A previously released video showed Rice dragging an unconscious Janay Palmer from an elevator at an Atlantic City, New Jersey, casino, but the new one was taken from inside the elevator.
The video, published on the website TMZ, showed Rice punching Palmer, who is now Rice's wife, and her falling face down on the elevator floor. She appeared to smack her head on the elevator railing before slumping to the ground.
"The Baltimore Ravens terminated the contract of RB Ray Rice this afternoon," the team said in a one-sentence statement.
A short time later, the National Football League also took action against Rice, who was entering his seventh NFL season.
"Commissioner Roger Goodell has announced that based on the new video evidence that became available today he has imposed an indefinite suspension on Ray Rice," the league said in a statement.
Ravens head coach John Harbaugh spoke to reporters later on Monday, saying he had not previously seen the video.
"It's something we saw for the first time today, you know, all of us. And it changed things, of course. It made things a little bit different," Harbaugh said.
During the summer, Harbaugh had said: "I stand behind Ray. He's a heck of a guy. He's done everything right since. He made a mistake."

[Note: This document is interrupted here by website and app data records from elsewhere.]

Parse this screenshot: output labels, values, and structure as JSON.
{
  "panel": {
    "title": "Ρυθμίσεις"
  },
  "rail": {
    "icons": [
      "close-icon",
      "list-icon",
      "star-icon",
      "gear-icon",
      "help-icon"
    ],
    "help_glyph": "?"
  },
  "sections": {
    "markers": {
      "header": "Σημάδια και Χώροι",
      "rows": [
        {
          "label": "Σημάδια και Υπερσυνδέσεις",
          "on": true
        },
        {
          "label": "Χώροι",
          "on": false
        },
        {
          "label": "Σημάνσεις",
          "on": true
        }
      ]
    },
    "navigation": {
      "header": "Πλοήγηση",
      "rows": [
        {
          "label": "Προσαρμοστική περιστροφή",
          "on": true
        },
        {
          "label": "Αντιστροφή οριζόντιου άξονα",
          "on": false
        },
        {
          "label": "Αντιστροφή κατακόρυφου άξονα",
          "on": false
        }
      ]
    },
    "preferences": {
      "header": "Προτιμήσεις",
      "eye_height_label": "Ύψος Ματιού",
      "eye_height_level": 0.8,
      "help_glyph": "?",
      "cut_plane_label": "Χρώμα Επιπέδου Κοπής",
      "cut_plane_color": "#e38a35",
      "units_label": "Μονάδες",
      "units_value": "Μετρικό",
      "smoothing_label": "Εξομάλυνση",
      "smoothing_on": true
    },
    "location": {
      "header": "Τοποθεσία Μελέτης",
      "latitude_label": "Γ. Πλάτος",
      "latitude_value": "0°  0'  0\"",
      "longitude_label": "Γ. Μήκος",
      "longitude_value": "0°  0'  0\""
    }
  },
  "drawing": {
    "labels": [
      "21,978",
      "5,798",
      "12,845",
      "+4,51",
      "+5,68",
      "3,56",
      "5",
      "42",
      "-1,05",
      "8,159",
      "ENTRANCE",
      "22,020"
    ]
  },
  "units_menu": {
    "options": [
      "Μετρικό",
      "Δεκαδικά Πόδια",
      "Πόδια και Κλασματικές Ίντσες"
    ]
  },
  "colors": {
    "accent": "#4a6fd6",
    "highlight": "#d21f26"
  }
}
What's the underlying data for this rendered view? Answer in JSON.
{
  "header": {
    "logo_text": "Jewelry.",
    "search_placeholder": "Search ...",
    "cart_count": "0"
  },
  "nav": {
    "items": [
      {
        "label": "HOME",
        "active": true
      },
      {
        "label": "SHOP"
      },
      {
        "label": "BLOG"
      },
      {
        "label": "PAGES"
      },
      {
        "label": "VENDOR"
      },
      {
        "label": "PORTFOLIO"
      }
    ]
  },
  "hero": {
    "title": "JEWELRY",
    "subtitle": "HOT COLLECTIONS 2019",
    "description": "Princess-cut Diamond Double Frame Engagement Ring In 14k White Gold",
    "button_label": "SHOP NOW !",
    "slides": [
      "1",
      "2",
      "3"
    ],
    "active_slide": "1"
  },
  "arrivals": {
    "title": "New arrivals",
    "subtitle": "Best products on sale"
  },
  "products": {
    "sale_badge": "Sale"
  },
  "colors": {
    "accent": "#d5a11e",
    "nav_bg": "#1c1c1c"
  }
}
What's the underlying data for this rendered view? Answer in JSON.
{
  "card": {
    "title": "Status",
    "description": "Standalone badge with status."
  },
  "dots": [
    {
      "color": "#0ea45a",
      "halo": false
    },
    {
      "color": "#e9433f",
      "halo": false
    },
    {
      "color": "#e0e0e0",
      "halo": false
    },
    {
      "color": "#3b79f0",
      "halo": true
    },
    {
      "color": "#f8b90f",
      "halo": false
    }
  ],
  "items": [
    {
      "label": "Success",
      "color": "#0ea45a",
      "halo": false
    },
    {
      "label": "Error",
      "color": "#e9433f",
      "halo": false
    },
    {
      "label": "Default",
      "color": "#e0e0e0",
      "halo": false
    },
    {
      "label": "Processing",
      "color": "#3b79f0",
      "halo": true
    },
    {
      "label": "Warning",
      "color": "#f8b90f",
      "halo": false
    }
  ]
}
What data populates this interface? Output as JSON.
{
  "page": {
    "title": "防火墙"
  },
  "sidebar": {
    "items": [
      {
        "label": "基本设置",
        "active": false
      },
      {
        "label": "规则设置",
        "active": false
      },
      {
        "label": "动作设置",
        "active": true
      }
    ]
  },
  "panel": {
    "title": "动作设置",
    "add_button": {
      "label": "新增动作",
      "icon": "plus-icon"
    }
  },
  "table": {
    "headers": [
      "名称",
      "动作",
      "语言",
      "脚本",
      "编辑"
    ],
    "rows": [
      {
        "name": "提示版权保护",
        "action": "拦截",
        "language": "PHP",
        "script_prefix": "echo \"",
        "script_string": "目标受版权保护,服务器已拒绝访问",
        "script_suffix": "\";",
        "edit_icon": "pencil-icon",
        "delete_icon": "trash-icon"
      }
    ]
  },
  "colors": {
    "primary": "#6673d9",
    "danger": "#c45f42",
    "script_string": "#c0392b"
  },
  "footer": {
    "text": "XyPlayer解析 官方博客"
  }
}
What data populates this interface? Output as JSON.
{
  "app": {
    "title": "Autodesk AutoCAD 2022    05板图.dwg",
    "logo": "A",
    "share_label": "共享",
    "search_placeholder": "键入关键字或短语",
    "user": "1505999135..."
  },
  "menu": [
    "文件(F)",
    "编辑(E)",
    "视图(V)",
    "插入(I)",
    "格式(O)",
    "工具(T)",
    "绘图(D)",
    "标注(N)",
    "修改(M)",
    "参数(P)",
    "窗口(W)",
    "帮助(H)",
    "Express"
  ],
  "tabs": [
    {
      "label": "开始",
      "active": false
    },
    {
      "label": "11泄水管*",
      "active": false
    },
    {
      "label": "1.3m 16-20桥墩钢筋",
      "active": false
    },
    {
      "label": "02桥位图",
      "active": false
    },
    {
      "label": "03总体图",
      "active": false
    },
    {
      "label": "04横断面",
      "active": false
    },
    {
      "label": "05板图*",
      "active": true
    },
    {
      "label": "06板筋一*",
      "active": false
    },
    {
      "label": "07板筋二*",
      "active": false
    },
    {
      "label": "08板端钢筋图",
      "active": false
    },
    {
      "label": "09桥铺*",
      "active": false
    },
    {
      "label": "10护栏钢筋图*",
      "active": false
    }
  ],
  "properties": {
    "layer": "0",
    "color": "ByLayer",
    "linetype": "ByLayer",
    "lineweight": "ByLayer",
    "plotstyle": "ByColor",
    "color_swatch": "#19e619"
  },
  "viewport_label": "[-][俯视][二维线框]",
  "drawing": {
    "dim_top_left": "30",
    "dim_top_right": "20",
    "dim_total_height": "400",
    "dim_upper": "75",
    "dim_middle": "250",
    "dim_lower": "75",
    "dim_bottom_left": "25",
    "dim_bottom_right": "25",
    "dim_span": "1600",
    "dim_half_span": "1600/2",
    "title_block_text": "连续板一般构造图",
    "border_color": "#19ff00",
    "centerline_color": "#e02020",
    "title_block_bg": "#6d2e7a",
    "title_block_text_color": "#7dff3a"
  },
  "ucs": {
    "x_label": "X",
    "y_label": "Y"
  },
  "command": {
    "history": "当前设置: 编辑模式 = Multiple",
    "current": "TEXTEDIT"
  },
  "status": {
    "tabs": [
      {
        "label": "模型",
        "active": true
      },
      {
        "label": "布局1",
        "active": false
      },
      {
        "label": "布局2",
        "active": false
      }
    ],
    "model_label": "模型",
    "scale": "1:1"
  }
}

An NFL spokesman said the league had not seen the new video before suspending the 27-year-old Rice for two games, a punishment widely seen as too lenient.
Rice and Palmer eventually married, a day after he was indicted by a grand jury on third-degree aggravated assault. After Palmer declined to testify against her husband, the charges were dropped and he agreed to court-supervised counseling.
The earlier two-game suspension and $500,000 fine given to Rice by Goodell sparked a firestorm of criticism.
Goodell conceded afterward that "I didn't get it right," and helped pushed through changes in the league's policy for domestic abuse by players, making the sanctions much harsher.